_REQUIRED WORK_
A faithful copy of all the records is needed, with the pictures omitted.

*** EXERCISE MATERIAL Section Begins ***

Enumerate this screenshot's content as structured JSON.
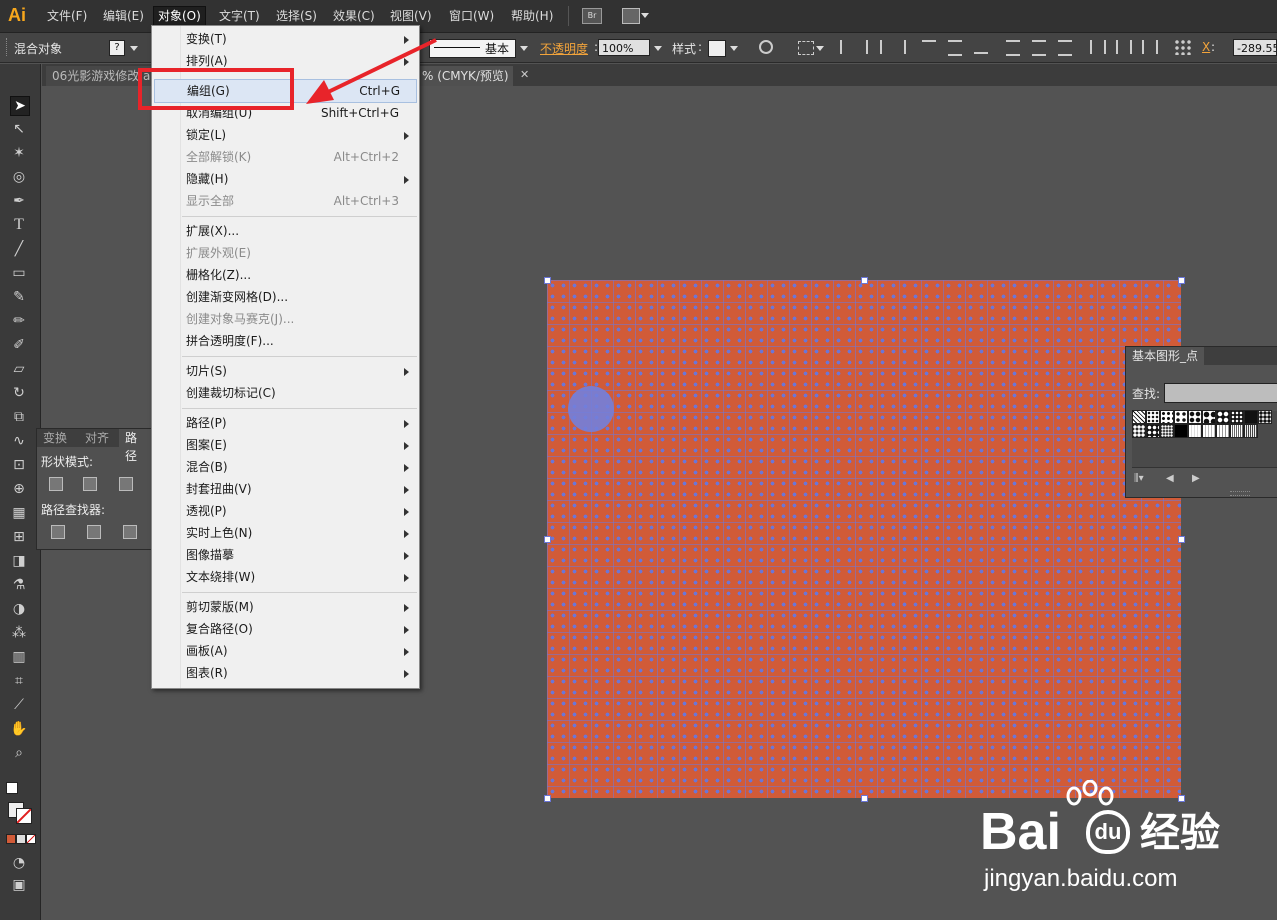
{
  "app": {
    "logo": "Ai"
  },
  "menubar": {
    "items": [
      "文件(F)",
      "编辑(E)",
      "对象(O)",
      "文字(T)",
      "选择(S)",
      "效果(C)",
      "视图(V)",
      "窗口(W)",
      "帮助(H)"
    ],
    "bridge": "Br"
  },
  "controlbar": {
    "object_label": "混合对象",
    "fill_value": "?",
    "stroke_style": "基本",
    "opacity_label": "不透明度",
    "opacity_value": "100%",
    "style_label": "样式",
    "x_label": "X",
    "x_value": "-289.55"
  },
  "tabs": {
    "doc1": "06光影游戏修改",
    "doc2_prefix": "a",
    "doc2_suffix": "% (CMYK/预览)",
    "close": "✕"
  },
  "pathfinder": {
    "tabs": [
      "变换",
      "对齐",
      "路径"
    ],
    "shape_modes": "形状模式:",
    "pathfinders": "路径查找器:"
  },
  "swatches": {
    "title": "基本图形_点",
    "search_label": "查找:"
  },
  "object_menu": {
    "items": [
      {
        "label": "变换(T)",
        "arrow": true
      },
      {
        "label": "排列(A)",
        "arrow": true
      },
      {
        "label": "编组(G)",
        "shortcut": "Ctrl+G",
        "highlight": true
      },
      {
        "label": "取消编组(U)",
        "shortcut": "Shift+Ctrl+G"
      },
      {
        "label": "锁定(L)",
        "arrow": true
      },
      {
        "label": "全部解锁(K)",
        "shortcut": "Alt+Ctrl+2",
        "disabled": true
      },
      {
        "label": "隐藏(H)",
        "arrow": true
      },
      {
        "label": "显示全部",
        "shortcut": "Alt+Ctrl+3",
        "disabled": true
      },
      {
        "label": "扩展(X)..."
      },
      {
        "label": "扩展外观(E)",
        "disabled": true
      },
      {
        "label": "栅格化(Z)..."
      },
      {
        "label": "创建渐变网格(D)..."
      },
      {
        "label": "创建对象马赛克(J)...",
        "disabled": true
      },
      {
        "label": "拼合透明度(F)..."
      },
      {
        "label": "切片(S)",
        "arrow": true
      },
      {
        "label": "创建裁切标记(C)"
      },
      {
        "label": "路径(P)",
        "arrow": true
      },
      {
        "label": "图案(E)",
        "arrow": true
      },
      {
        "label": "混合(B)",
        "arrow": true
      },
      {
        "label": "封套扭曲(V)",
        "arrow": true
      },
      {
        "label": "透视(P)",
        "arrow": true
      },
      {
        "label": "实时上色(N)",
        "arrow": true
      },
      {
        "label": "图像描摹",
        "arrow": true
      },
      {
        "label": "文本绕排(W)",
        "arrow": true
      },
      {
        "label": "剪切蒙版(M)",
        "arrow": true
      },
      {
        "label": "复合路径(O)",
        "arrow": true
      },
      {
        "label": "画板(A)",
        "arrow": true
      },
      {
        "label": "图表(R)",
        "arrow": true
      }
    ]
  },
  "watermark": {
    "brand": "Bai",
    "brand2": "du",
    "brand_cn": "经验",
    "url": "jingyan.baidu.com"
  },
  "colors": {
    "accent_red": "#e8242a",
    "artwork": "#d15b38",
    "grid": "#6a76d8"
  }
}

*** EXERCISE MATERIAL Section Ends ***

_RESULT OF THE TASK_
Enumerate this screenshot's content as structured JSON.
{
  "app": {
    "logo": "Ai"
  },
  "menubar": {
    "items": [
      "文件(F)",
      "编辑(E)",
      "对象(O)",
      "文字(T)",
      "选择(S)",
      "效果(C)",
      "视图(V)",
      "窗口(W)",
      "帮助(H)"
    ],
    "bridge": "Br"
  },
  "controlbar": {
    "object_label": "混合对象",
    "fill_value": "?",
    "stroke_style": "基本",
    "opacity_label": "不透明度",
    "opacity_value": "100%",
    "style_label": "样式",
    "x_label": "X",
    "x_value": "-289.55"
  },
  "tabs": {
    "doc1": "06光影游戏修改",
    "doc2_prefix": "a",
    "doc2_suffix": "% (CMYK/预览)",
    "close": "✕"
  },
  "pathfinder": {
    "tabs": [
      "变换",
      "对齐",
      "路径"
    ],
    "shape_modes": "形状模式:",
    "pathfinders": "路径查找器:"
  },
  "swatches": {
    "title": "基本图形_点",
    "search_label": "查找:"
  },
  "object_menu": {
    "items": [
      {
        "label": "变换(T)",
        "arrow": true
      },
      {
        "label": "排列(A)",
        "arrow": true
      },
      {
        "label": "编组(G)",
        "shortcut": "Ctrl+G",
        "highlight": true
      },
      {
        "label": "取消编组(U)",
        "shortcut": "Shift+Ctrl+G"
      },
      {
        "label": "锁定(L)",
        "arrow": true
      },
      {
        "label": "全部解锁(K)",
        "shortcut": "Alt+Ctrl+2",
        "disabled": true
      },
      {
        "label": "隐藏(H)",
        "arrow": true
      },
      {
        "label": "显示全部",
        "shortcut": "Alt+Ctrl+3",
        "disabled": true
      },
      {
        "label": "扩展(X)..."
      },
      {
        "label": "扩展外观(E)",
        "disabled": true
      },
      {
        "label": "栅格化(Z)..."
      },
      {
        "label": "创建渐变网格(D)..."
      },
      {
        "label": "创建对象马赛克(J)...",
        "disabled": true
      },
      {
        "label": "拼合透明度(F)..."
      },
      {
        "label": "切片(S)",
        "arrow": true
      },
      {
        "label": "创建裁切标记(C)"
      },
      {
        "label": "路径(P)",
        "arrow": true
      },
      {
        "label": "图案(E)",
        "arrow": true
      },
      {
        "label": "混合(B)",
        "arrow": true
      },
      {
        "label": "封套扭曲(V)",
        "arrow": true
      },
      {
        "label": "透视(P)",
        "arrow": true
      },
      {
        "label": "实时上色(N)",
        "arrow": true
      },
      {
        "label": "图像描摹",
        "arrow": true
      },
      {
        "label": "文本绕排(W)",
        "arrow": true
      },
      {
        "label": "剪切蒙版(M)",
        "arrow": true
      },
      {
        "label": "复合路径(O)",
        "arrow": true
      },
      {
        "label": "画板(A)",
        "arrow": true
      },
      {
        "label": "图表(R)",
        "arrow": true
      }
    ]
  },
  "watermark": {
    "brand": "Bai",
    "brand2": "du",
    "brand_cn": "经验",
    "url": "jingyan.baidu.com"
  },
  "colors": {
    "accent_red": "#e8242a",
    "artwork": "#d15b38",
    "grid": "#6a76d8"
  }
}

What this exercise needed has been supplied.